> > > > > id_talbe claimed by the driver. On top, this seris also decouple
> > > > > device specific parents ops out of the common ones.
> > > > I was curious so I took a quick look and posted comments.
> > > > 
> > > > I guess this driver runs inside the guest since it registers virtio
> > > > devices?
> > > 
> > > It could run in either guest or host. But the main focus is to run in the
> > > host then we can use virtio drivers in containers.
> > > 
> > > 
> > > > If this is used with physical PCI devices that support datapath
> > > > offloading then how are physical devices presented to the guest without
> > > > SR-IOV?
> > > 
> > > We will do control path meditation through vhost-mdev[1] and vhost-vfio[2].
> > > Then we will present a full virtio compatible ethernet device for guest.
> > > 
> > > SR-IOV is not a must, any mdev device that implements the API defined in
> > > patch 5 can be used by this framework.
> > What I'm trying to understand is: if you want to present a virtio-pci
> > device to the guest (e.g. using vhost-mdev or vhost-vfio), then how is
> > that related to this patch series?
> 
> 
> This series introduce some infrastructure that would be used by vhost-mdev:
> 
> 1) allow new type of mdev devices/drivers other than vfio (through class_id
> and device ops)
> 
> 2) a set of virtio specific callbacks that will be used by both vhost-mdev

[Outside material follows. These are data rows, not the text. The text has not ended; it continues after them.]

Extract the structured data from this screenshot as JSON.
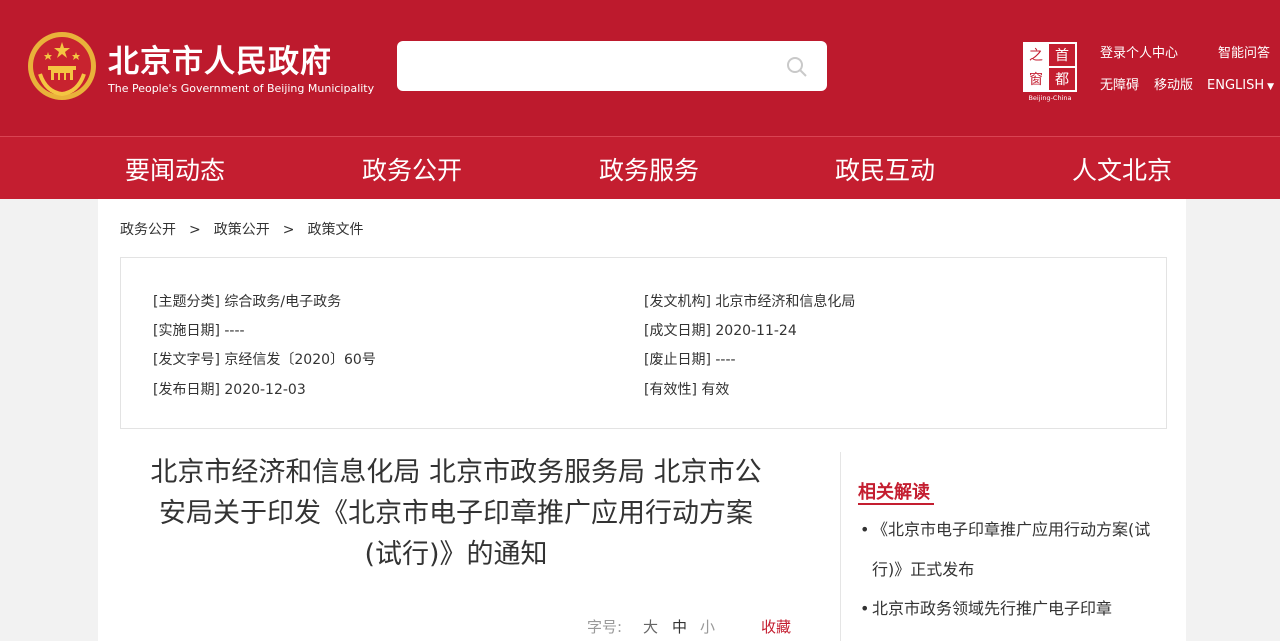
{
  "header": {
    "site_name_cn": "北京市人民政府",
    "site_name_en": "The People's Government of Beijing Municipality",
    "search_placeholder": "",
    "capital_logo_text": "Beijing-China",
    "links": {
      "login": "登录个人中心",
      "smart_qa": "智能问答",
      "accessibility": "无障碍",
      "mobile": "移动版",
      "english": "ENGLISH"
    }
  },
  "nav": {
    "items": [
      "要闻动态",
      "政务公开",
      "政务服务",
      "政民互动",
      "人文北京"
    ]
  },
  "breadcrumb": {
    "items": [
      "政务公开",
      "政策公开",
      "政策文件"
    ],
    "separator": ">"
  },
  "info": {
    "left": [
      "[主题分类] 综合政务/电子政务",
      "[实施日期] ----",
      "[发文字号] 京经信发〔2020〕60号",
      "[发布日期] 2020-12-03"
    ],
    "right": [
      "[发文机构] 北京市经济和信息化局",
      "[成文日期] 2020-11-24",
      "[废止日期] ----",
      "[有效性] 有效"
    ]
  },
  "article": {
    "title_lines": [
      "北京市经济和信息化局 北京市政务服务局 北京市公",
      "安局关于印发《北京市电子印章推广应用行动方案",
      "(试行)》的通知"
    ],
    "font_size_label": "字号:",
    "size_large": "大",
    "size_medium": "中",
    "size_small": "小",
    "favorite": "收藏"
  },
  "related": {
    "heading": "相关解读",
    "items": [
      "《北京市电子印章推广应用行动方案(试行)》正式发布",
      "北京市政务领域先行推广电子印章"
    ]
  },
  "colors": {
    "header_red": "#bd1a2d",
    "nav_red": "#c41e30",
    "accent_red": "#c41e30",
    "page_bg": "#f2f2f2"
  }
}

> and virtio-mdev defined in patch 5
> 
> Then vhost-mdev can be implemented on top: a new mdev class id but reuse the
> callback defined in 2. Through this way the parent can provides a single set
> of callbacks (device ops) for both kernel virtio driver (through
> virtio-mdev) or userspace virtio driver (through vhost-mdev).

Okay, thanks for explaining!

Stefan